"I decided I’m going to soften my language a little bit, and I did, and they’re still offended,"
-- Rep. Steve King (R-IA) explaining calling the First Lady's guest a the State of the Union "a deportable."
Yes, it's true. Steve King told radio station WHO-AM on Friday that he was just being "kind and gentle" in his tweet that demeaned 21-year-old Ana Zamora.
No, he wasn't. Because...well, okay, seriously, I don't believe that anyone needs an explanation as to why Steve King wasn't actually being kind and gentle and softened his language when he made up a smarmy word that never before was a noun. And when I say "anyone," I include those who agree with his sentiments. Even they know in their agreement that he wasn't trying to be kind and gentle about it, since I suspect they largely agree with him specifically because he was being blunt and insulting.

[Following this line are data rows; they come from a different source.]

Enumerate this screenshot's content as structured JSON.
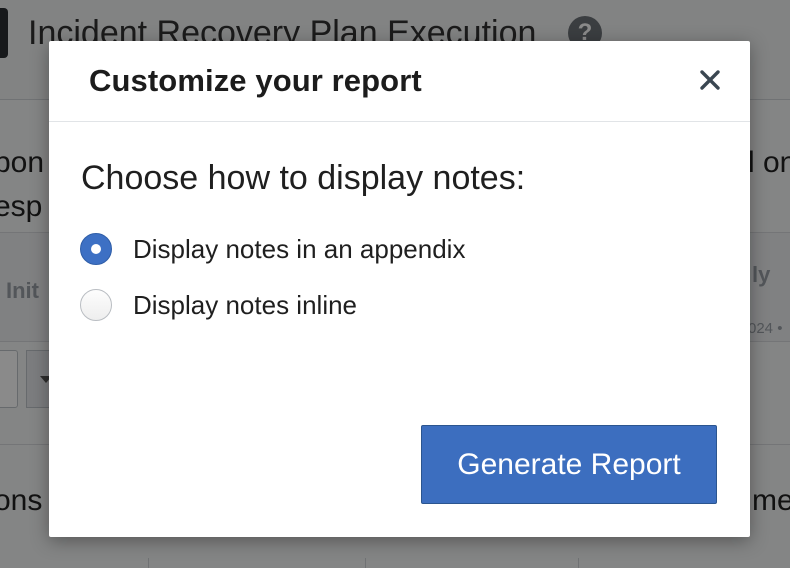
{
  "background": {
    "page_title": "Incident Recovery Plan Execution",
    "help_icon_glyph": "?",
    "text_left_line1": "pon",
    "text_left_line2": "esp",
    "text_right_line1": "l on",
    "column_left_label": "Init",
    "column_right_label": "ly",
    "date_right": "024 •",
    "row_left_text": "ons",
    "row_right_text": "med"
  },
  "modal": {
    "title": "Customize your report",
    "close_glyph": "×",
    "prompt": "Choose how to display notes:",
    "options": [
      {
        "label": "Display notes in an appendix",
        "selected": true
      },
      {
        "label": "Display notes inline",
        "selected": false
      }
    ],
    "generate_label": "Generate Report"
  },
  "colors": {
    "accent": "#3c6ebf",
    "overlay": "rgba(0,0,0,0.46)"
  }
}
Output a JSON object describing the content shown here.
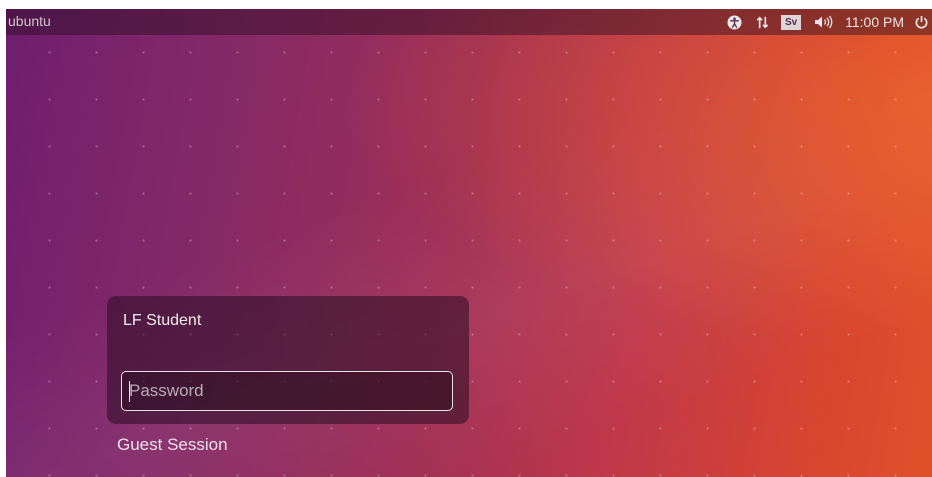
{
  "topbar": {
    "hostname": "ubuntu",
    "keyboard_layout": "Sv",
    "time": "11:00 PM",
    "icons": [
      "accessibility-icon",
      "network-icon",
      "keyboard-layout-icon",
      "volume-icon",
      "power-icon"
    ]
  },
  "login": {
    "user_name": "LF Student",
    "password_placeholder": "Password",
    "password_value": ""
  },
  "guest_session_label": "Guest Session",
  "colors": {
    "wallpaper_start": "#6f1e6e",
    "wallpaper_end": "#e2502a",
    "panel": "#2a0d24"
  }
}
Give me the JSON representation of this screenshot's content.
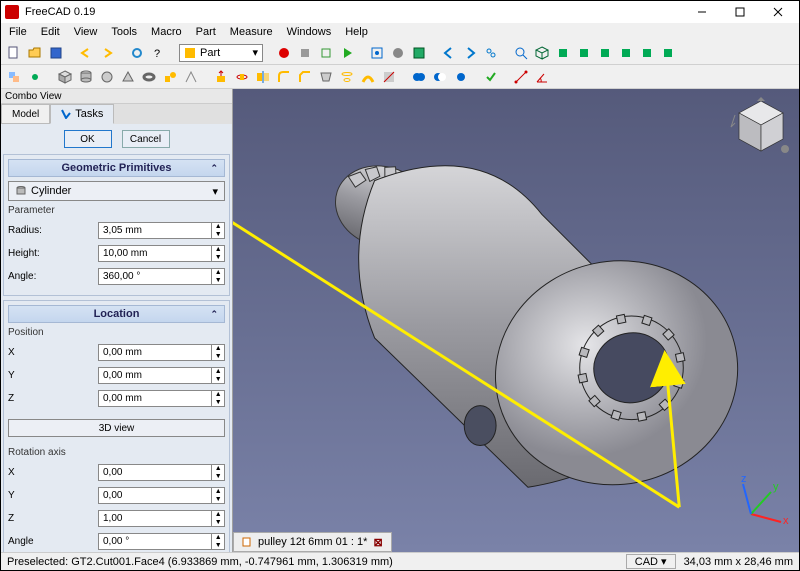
{
  "title": "FreeCAD 0.19",
  "menus": [
    "File",
    "Edit",
    "View",
    "Tools",
    "Macro",
    "Part",
    "Measure",
    "Windows",
    "Help"
  ],
  "workbench_selected": "Part",
  "combo_title": "Combo View",
  "tabs": {
    "model": "Model",
    "tasks": "Tasks"
  },
  "buttons": {
    "ok": "OK",
    "cancel": "Cancel"
  },
  "sections": {
    "primitives": "Geometric Primitives",
    "location": "Location"
  },
  "primitive_selected": "Cylinder",
  "prim_label": "Parameter",
  "radius": {
    "label": "Radius:",
    "value": "3,05 mm"
  },
  "height": {
    "label": "Height:",
    "value": "10,00 mm"
  },
  "angle": {
    "label": "Angle:",
    "value": "360,00 °"
  },
  "position_label": "Position",
  "pos_x": {
    "label": "X",
    "value": "0,00 mm"
  },
  "pos_y": {
    "label": "Y",
    "value": "0,00 mm"
  },
  "pos_z": {
    "label": "Z",
    "value": "0,00 mm"
  },
  "view3d": "3D view",
  "rot_label": "Rotation axis",
  "rot_x": {
    "label": "X",
    "value": "0,00"
  },
  "rot_y": {
    "label": "Y",
    "value": "0,00"
  },
  "rot_z": {
    "label": "Z",
    "value": "1,00"
  },
  "rot_a": {
    "label": "Angle",
    "value": "0,00 °"
  },
  "doc_tab": "pulley 12t 6mm 01 : 1*",
  "status_left": "Preselected: GT2.Cut001.Face4 (6.933869 mm, -0.747961 mm, 1.306319 mm)",
  "status_nav": "CAD",
  "status_dim": "34,03 mm x 28,46 mm"
}
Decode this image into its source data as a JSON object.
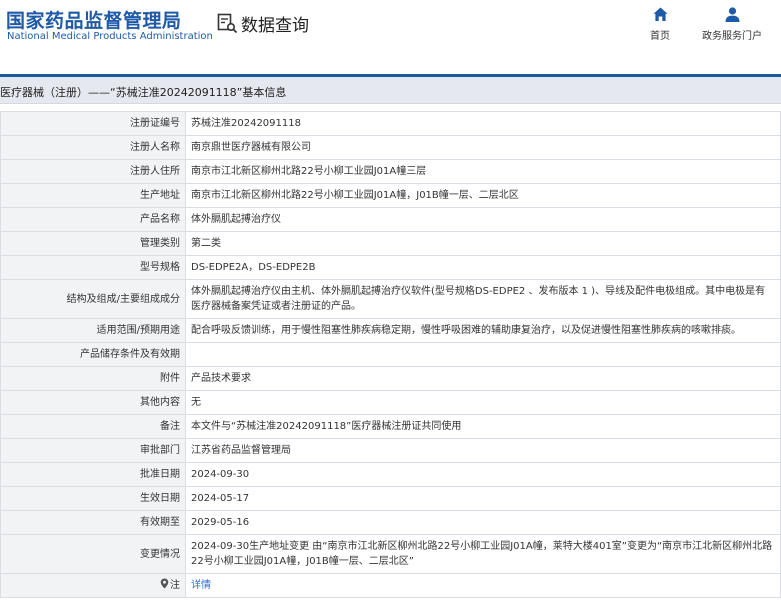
{
  "header": {
    "logo_cn": "国家药品监督管理局",
    "logo_en": "National Medical Products Administration",
    "data_query": "数据查询",
    "nav": {
      "home": "首页",
      "gov": "政务服务门户"
    }
  },
  "breadcrumb": "医疗器械（注册）——“苏械注准20242091118”基本信息",
  "rows": [
    {
      "label": "注册证编号",
      "value": "苏械注准20242091118"
    },
    {
      "label": "注册人名称",
      "value": "南京鼎世医疗器械有限公司"
    },
    {
      "label": "注册人住所",
      "value": "南京市江北新区柳州北路22号小柳工业园J01A幢三层"
    },
    {
      "label": "生产地址",
      "value": "南京市江北新区柳州北路22号小柳工业园J01A幢，J01B幢一层、二层北区"
    },
    {
      "label": "产品名称",
      "value": "体外膈肌起搏治疗仪"
    },
    {
      "label": "管理类别",
      "value": "第二类"
    },
    {
      "label": "型号规格",
      "value": "DS-EDPE2A，DS-EDPE2B"
    },
    {
      "label": "结构及组成/主要组成成分",
      "value": "体外膈肌起搏治疗仪由主机、体外膈肌起搏治疗仪软件(型号规格DS-EDPE2 、发布版本 1 )、导线及配件电极组成。其中电极是有医疗器械备案凭证或者注册证的产品。"
    },
    {
      "label": "适用范围/预期用途",
      "value": "配合呼吸反馈训练，用于慢性阻塞性肺疾病稳定期，慢性呼吸困难的辅助康复治疗，以及促进慢性阻塞性肺疾病的咳嗽排痰。"
    },
    {
      "label": "产品储存条件及有效期",
      "value": ""
    },
    {
      "label": "附件",
      "value": "产品技术要求"
    },
    {
      "label": "其他内容",
      "value": "无"
    },
    {
      "label": "备注",
      "value": "本文件与“苏械注准20242091118”医疗器械注册证共同使用"
    },
    {
      "label": "审批部门",
      "value": "江苏省药品监督管理局"
    },
    {
      "label": "批准日期",
      "value": "2024-09-30"
    },
    {
      "label": "生效日期",
      "value": "2024-05-17"
    },
    {
      "label": "有效期至",
      "value": "2029-05-16"
    },
    {
      "label": "变更情况",
      "value": "2024-09-30生产地址变更 由“南京市江北新区柳州北路22号小柳工业园J01A幢，莱特大楼401室”变更为“南京市江北新区柳州北路22号小柳工业园J01A幢，J01B幢一层、二层北区”"
    }
  ],
  "note_row": {
    "label": "注",
    "link": "详情",
    "icon": "location-pin-icon"
  },
  "colors": {
    "brand": "#1f5aa6",
    "bar": "#1a5b98",
    "link": "#2d6fd3"
  }
}
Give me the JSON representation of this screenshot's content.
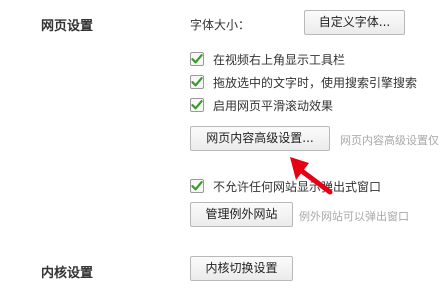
{
  "web_settings": {
    "section_title": "网页设置",
    "font_size_label": "字体大小：",
    "custom_font_button": "自定义字体...",
    "checkboxes": [
      {
        "label": "在视频右上角显示工具栏",
        "checked": true
      },
      {
        "label": "拖放选中的文字时，使用搜索引擎搜索",
        "checked": true
      },
      {
        "label": "启用网页平滑滚动效果",
        "checked": true
      }
    ],
    "advanced_button": "网页内容高级设置...",
    "advanced_hint": "网页内容高级设置仅",
    "popup_checkbox": {
      "label": "不允许任何网站显示弹出式窗口",
      "checked": true
    },
    "manage_exceptions_button": "管理例外网站",
    "exceptions_hint": "例外网站可以弹出窗口"
  },
  "kernel_settings": {
    "section_title": "内核设置",
    "switch_button": "内核切换设置"
  },
  "colors": {
    "checkmark": "#3a9a2d",
    "arrow": "#e60012"
  }
}
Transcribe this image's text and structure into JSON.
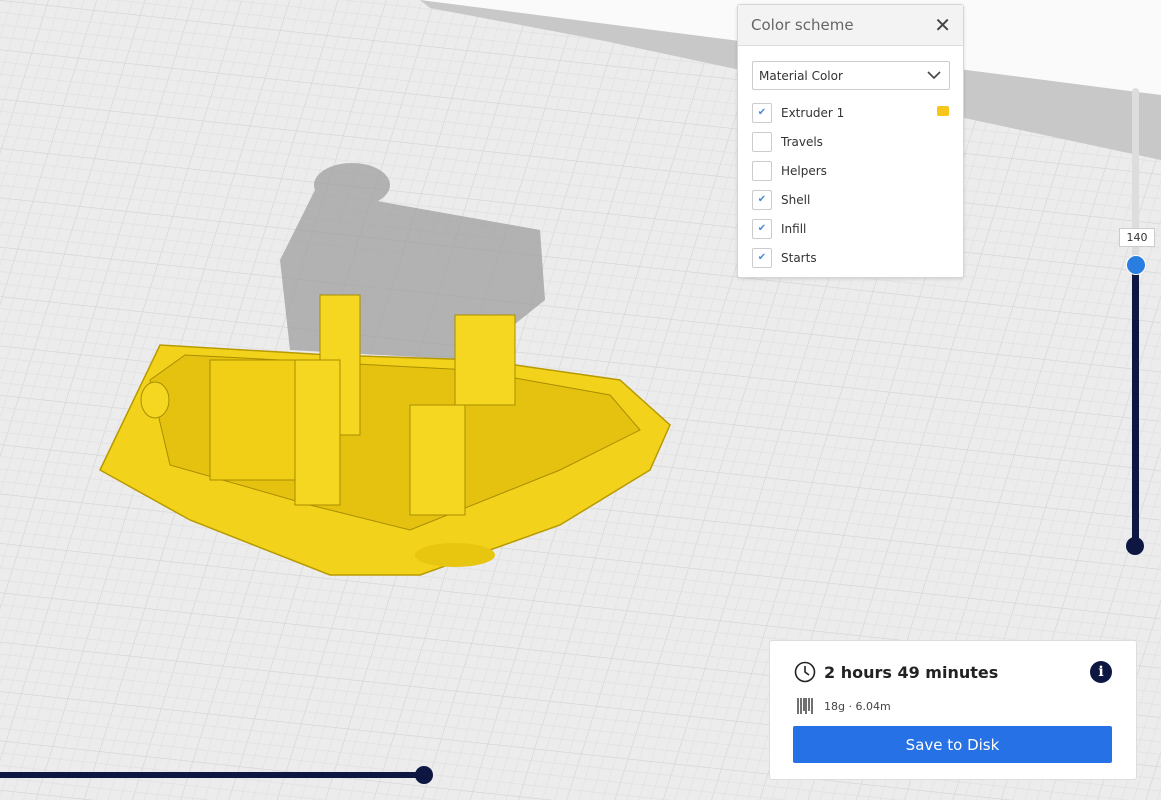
{
  "color_scheme": {
    "title": "Color scheme",
    "selected": "Material Color",
    "items": [
      {
        "label": "Extruder 1",
        "checked": true
      },
      {
        "label": "Travels",
        "checked": false
      },
      {
        "label": "Helpers",
        "checked": false
      },
      {
        "label": "Shell",
        "checked": true
      },
      {
        "label": "Infill",
        "checked": true
      },
      {
        "label": "Starts",
        "checked": true
      }
    ],
    "extruder_color": "#f6c71a"
  },
  "layer_slider": {
    "current_layer": "140"
  },
  "print_info": {
    "time": "2 hours 49 minutes",
    "material": "18g · 6.04m",
    "save_label": "Save to Disk"
  },
  "colors": {
    "accent": "#2671e5",
    "slider": "#0d1742",
    "model": "#f2d21b"
  }
}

On the other hand, to be fair to Steve King, given some of the over-the-top, egregious, inflammatory insults he's regularly hurled often in the past, this was sort of kind and gentle for him. But I don't believe that was through any warm-and- fuzzy effort of his, but rather because Twitter limited him to 140 characters, and "deportable" was the fewest number of letters he could come up with under the circumstances.
In trying to defend his insult to the young Ms. Zamora, Rep. King tried quoting a federal statute which describes the "classes of deportable aliens" who the attorney general has the right to remove from the country. And so the far-right inamorato felt this justified the warmth and kindness of his made-up noun. There's just one problem (well, there are a lot of problems here, but one really big one) -- because of President Obama's executive action on immigration, Ana Zamora no longer is in a class of deportable aliens. So, when Rep. King referred to her as "a deportable," he wasn't softening his language...he was wrong.
Wrong. At best. At worst, he was knowingly lying. And in all cases he was being inflammatory and abusive.
But actually it's quite possible that that quote above is not really the "Quote of the Day." Rather, it's when Mr. King explained in Friday's interview his deeper opinion of undocumented immigrants who support the Dream Act.
"They try to figure out what is it that they can hyperventilate about. They want to live in a perpetual state of outrage. They're constantly scanning something they can be outraged against."
Really. It was Rep. Steve King (R-IA) would actually said that.
This from a man who, pretty much the only time you hear about him in the news, is regularly hyperventilating against something that perpetually outrages him. Like, say, when the First Lady of the United States invites a personal guest to the State of the Union Address who he doesn't approve of.
That's a fine Daily Double, even for Steve King. Cowardly to not be willing to stand behind his insult but instead saying he was just trying to be kind and gentle. And self-delusional. All in one interview.
I'd be more blunt about Mr. King, but I've decided to soften my language.
Robert J. Elisberg is a political commentator, screenwriter, novelist, tech writer and also some other things that I just tend to keep forgetting.
Feedspot Badge of Honor